▶ _TASK REQUIREMENTS_: Where an entry below contains an image, skip the image and reproduce the rest exactly.
STUDY MATERIAL START
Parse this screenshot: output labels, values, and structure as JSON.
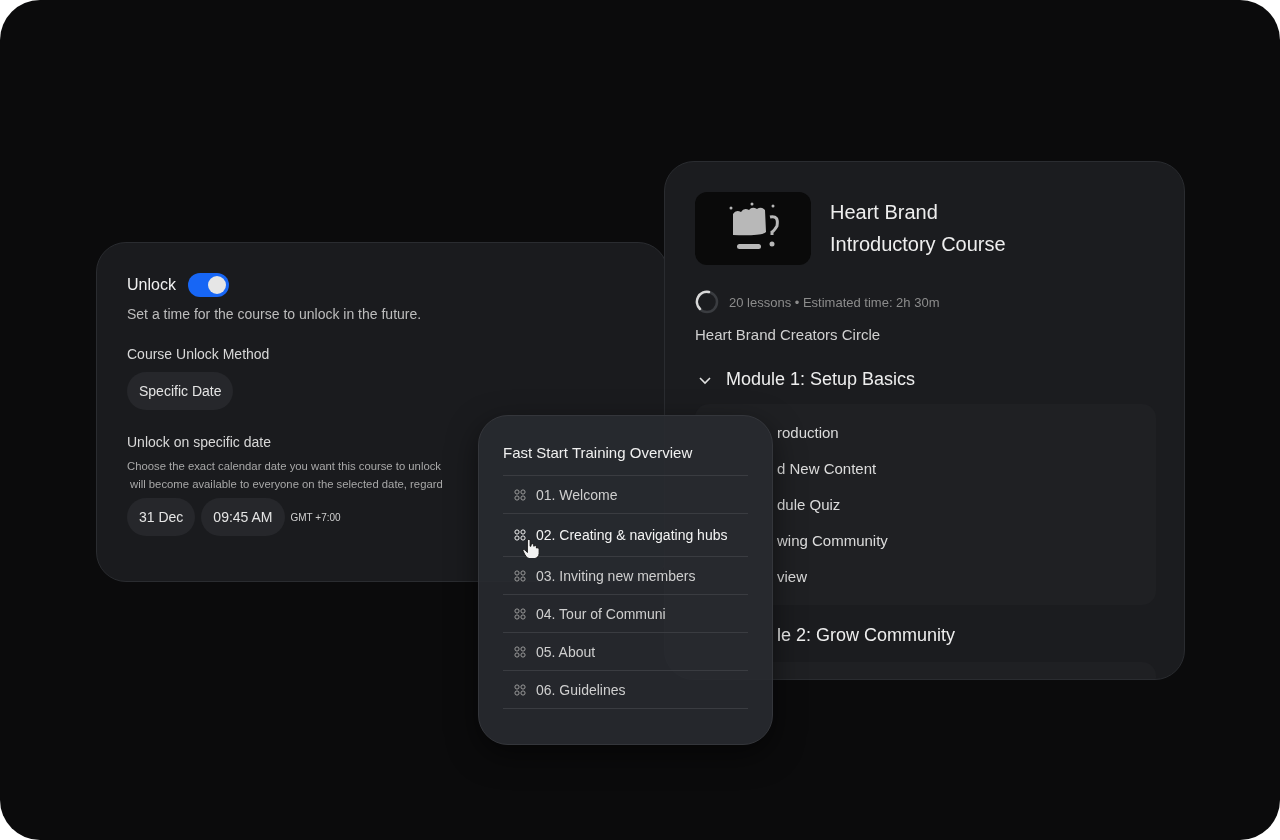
{
  "unlock_card": {
    "title": "Unlock",
    "on": true,
    "description": "Set a time for the course to unlock in the future.",
    "method_label": "Course Unlock Method",
    "method": "Specific Date",
    "date_label": "Unlock on specific date",
    "date_help": [
      "Choose the exact calendar date you want this course to unlock",
      "will become available to everyone on the selected date, regard"
    ],
    "date": "31 Dec",
    "time": "09:45 AM",
    "timezone": "GMT +7:00"
  },
  "course_card": {
    "title": [
      "Heart Brand",
      "Introductory Course"
    ],
    "meta": "20 lessons • Estimated time: 2h 30m",
    "community": "Heart Brand Creators Circle",
    "modules": [
      {
        "title": "Module 1: Setup Basics",
        "expanded": true,
        "partly_hidden": false,
        "lessons": [
          "roduction",
          "d New Content",
          "dule Quiz",
          "wing Community",
          "view"
        ]
      },
      {
        "title": "le 2: Grow Community",
        "expanded": true,
        "partly_hidden": true
      }
    ]
  },
  "overview": {
    "title": "Fast Start Training Overview",
    "items": [
      {
        "label": "01. Welcome",
        "selected": false
      },
      {
        "label": "02. Creating & navigating hubs",
        "selected": true
      },
      {
        "label": "03. Inviting new members",
        "selected": false
      },
      {
        "label": "04. Tour of Communi",
        "selected": false
      },
      {
        "label": "05. About",
        "selected": false
      },
      {
        "label": "06. Guidelines",
        "selected": false
      }
    ]
  }
}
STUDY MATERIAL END
▶ _SOLUTION_:
Parse this screenshot: output labels, values, and structure as JSON.
{
  "unlock_card": {
    "title": "Unlock",
    "on": true,
    "description": "Set a time for the course to unlock in the future.",
    "method_label": "Course Unlock Method",
    "method": "Specific Date",
    "date_label": "Unlock on specific date",
    "date_help": [
      "Choose the exact calendar date you want this course to unlock",
      "will become available to everyone on the selected date, regard"
    ],
    "date": "31 Dec",
    "time": "09:45 AM",
    "timezone": "GMT +7:00"
  },
  "course_card": {
    "title": [
      "Heart Brand",
      "Introductory Course"
    ],
    "meta": "20 lessons • Estimated time: 2h 30m",
    "community": "Heart Brand Creators Circle",
    "modules": [
      {
        "title": "Module 1: Setup Basics",
        "expanded": true,
        "partly_hidden": false,
        "lessons": [
          "roduction",
          "d New Content",
          "dule Quiz",
          "wing Community",
          "view"
        ]
      },
      {
        "title": "le 2: Grow Community",
        "expanded": true,
        "partly_hidden": true
      }
    ]
  },
  "overview": {
    "title": "Fast Start Training Overview",
    "items": [
      {
        "label": "01. Welcome",
        "selected": false
      },
      {
        "label": "02. Creating & navigating hubs",
        "selected": true
      },
      {
        "label": "03. Inviting new members",
        "selected": false
      },
      {
        "label": "04. Tour of Communi",
        "selected": false
      },
      {
        "label": "05. About",
        "selected": false
      },
      {
        "label": "06. Guidelines",
        "selected": false
      }
    ]
  }
}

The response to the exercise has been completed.